Twenty-six years after the death of her father, Payne composed a loving and public tribute to her dad. To do so, she followed Smith from his modest apartment to the rail yard where he boarded car 1032, named Los Feliz. There she watched as he adjusted the heating controls, made the beds according to strict Pullman standards, and checked his supplies. Until the train rolled into the nearby Northwestern station and he drew back the door and stepped onto the platform to welcome his passengers, Smith fussed anxiously. Slapping the porter on the back, a buffet car worker interjected, “You’ve been married to trains so long that you see them in your sleep. And, why the night before you go out, you’re worse than an old hunting dog, fidgeting for the bugle to blow.”
As the train headed out into the night and began its forty-hour run to Los Angeles, Payne shadowed smith fluffing pillows, taking drink orders, helping his passengers settle in for the night, and standing discreetly back as a newlywed couple got off the train for a brief nighttime view of the husband’s hometown when the train paused in council bluffs. In between, Smith told Payne tales from his four decades on the rails that she recorded for use in her articles.
When they reached Los Angeles, Payne was not yet done. She accompanied Smith to the house he had purchased two years before, where his wife awaited him, and remained there overnight as their guest. He planned to work for three more years before retiring. “In the meantime,” Payne wrote, “Golden William Smith, symbol of the 10,320 porters serving thousands of customers, would continue to uphold an old tradition of fine service.”
In the early months of 1952 the Defender published her reports in a three-part series entitled “Knight of the Road” and included a photograph of Payne debarking from the train in Los Angeles. “Radiant from a luxury trip aboard the city of Los Angeles, reporter Ethel L. Payne gets an assist from the train by Porter Smith after journey to Los Angeles to get inside story on a Pullman porter.” In the pages of the Defender, Payne was becoming as well-known as the subjects of her articles.

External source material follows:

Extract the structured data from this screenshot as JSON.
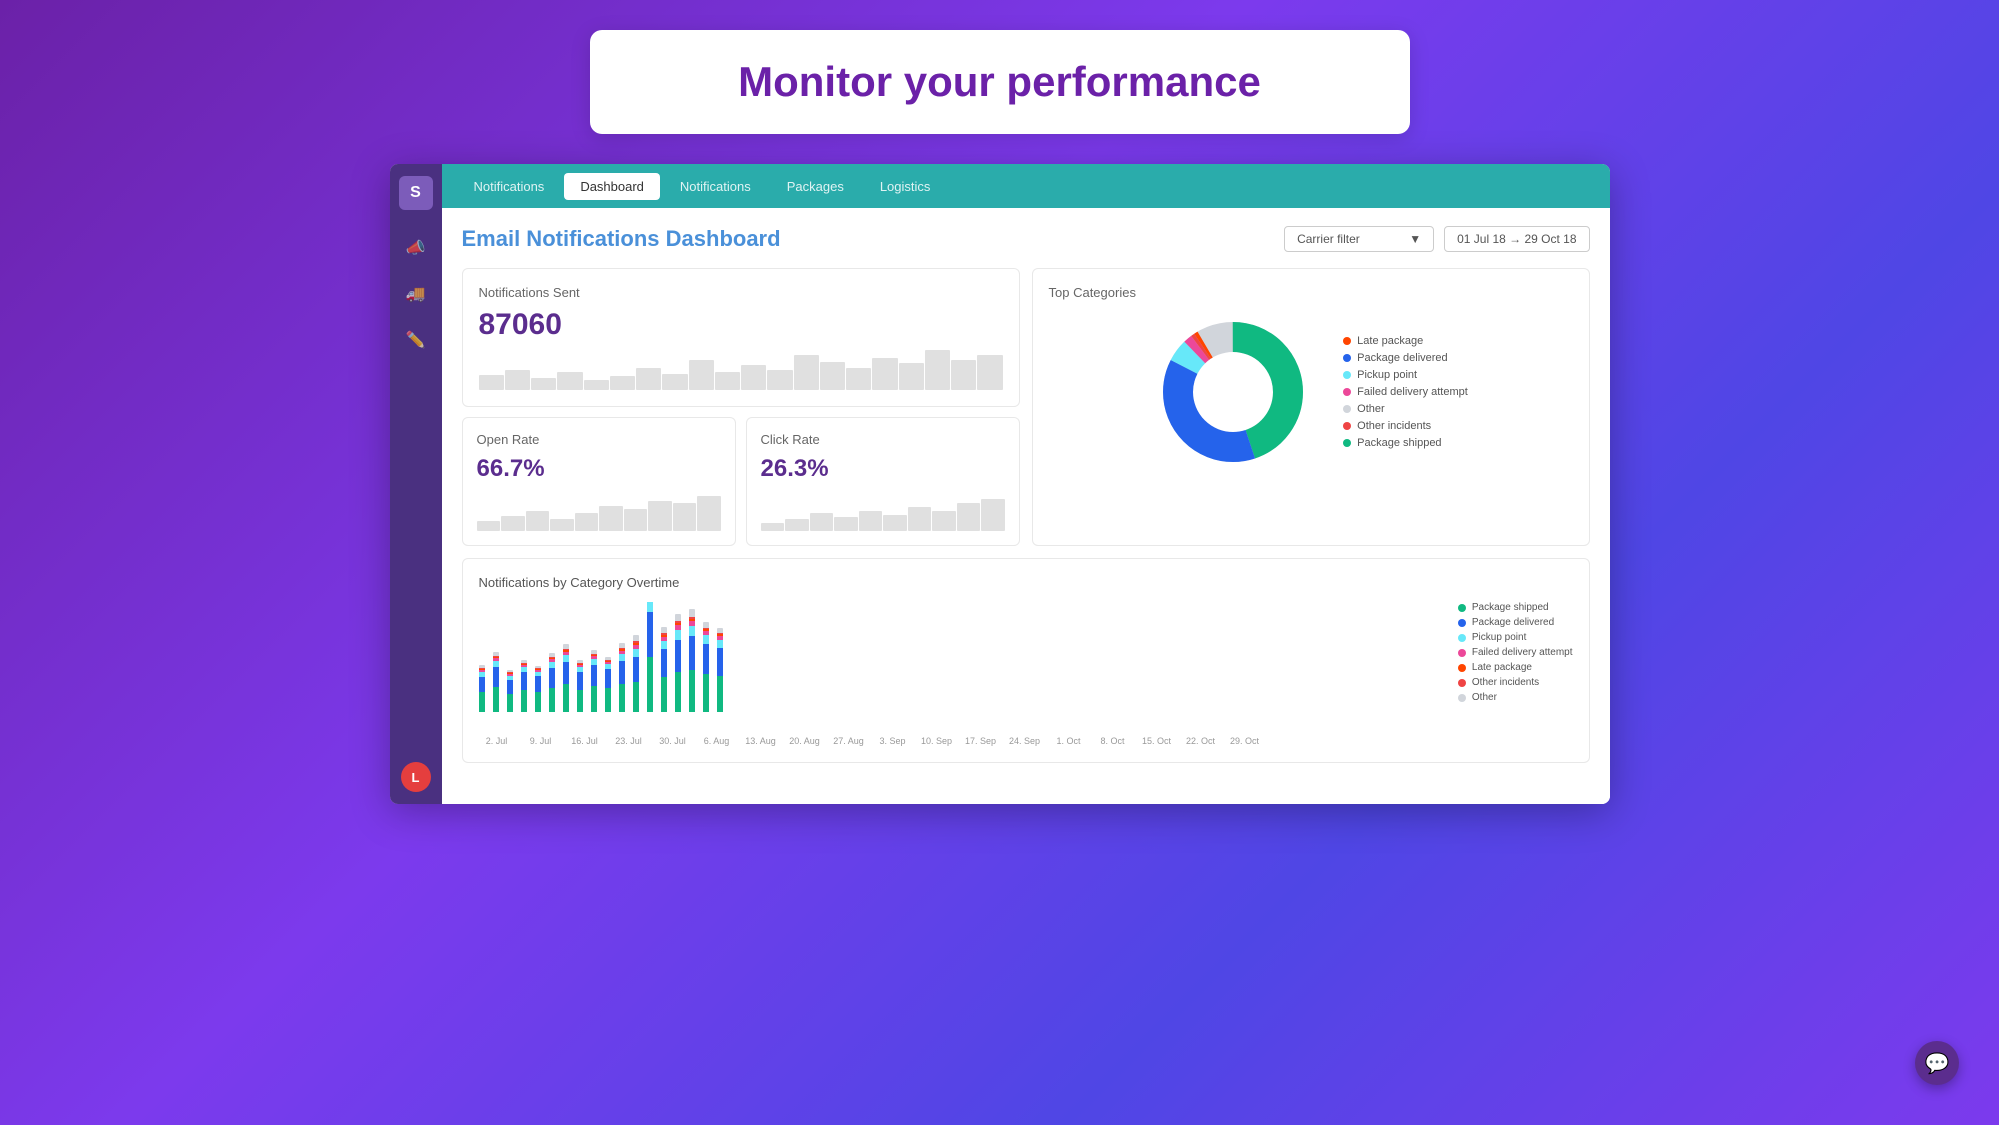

In fact, the newspaper Guild selected Payne’s earlier series on African American employment for honorable mention in the 1951 Heywood Broun competition, named after an intrepid New York reporter. The judges said they were particularly impressed by various series they had read “written by Negroes concerning the place of the Negro in American life.”
James McGrath Morris is an author, columnist, and radio show host. His books include Pulitzer: A Life in Politics, Print, and Power -- which the Wall Street Journal deemed was one of the five best books on American moguls and Booklist placed on its 2010 list of the ten best biographies -- and The Rose Man of Sing Sing: A True Tale of Life, Murder, and Redemption in the Age of Yellow Journalism, a Washington Post Best Book of the Year. He is one of the founders and past president of Biographers International Organization (BIO) and makes his home in Santa Fe, New Mexico.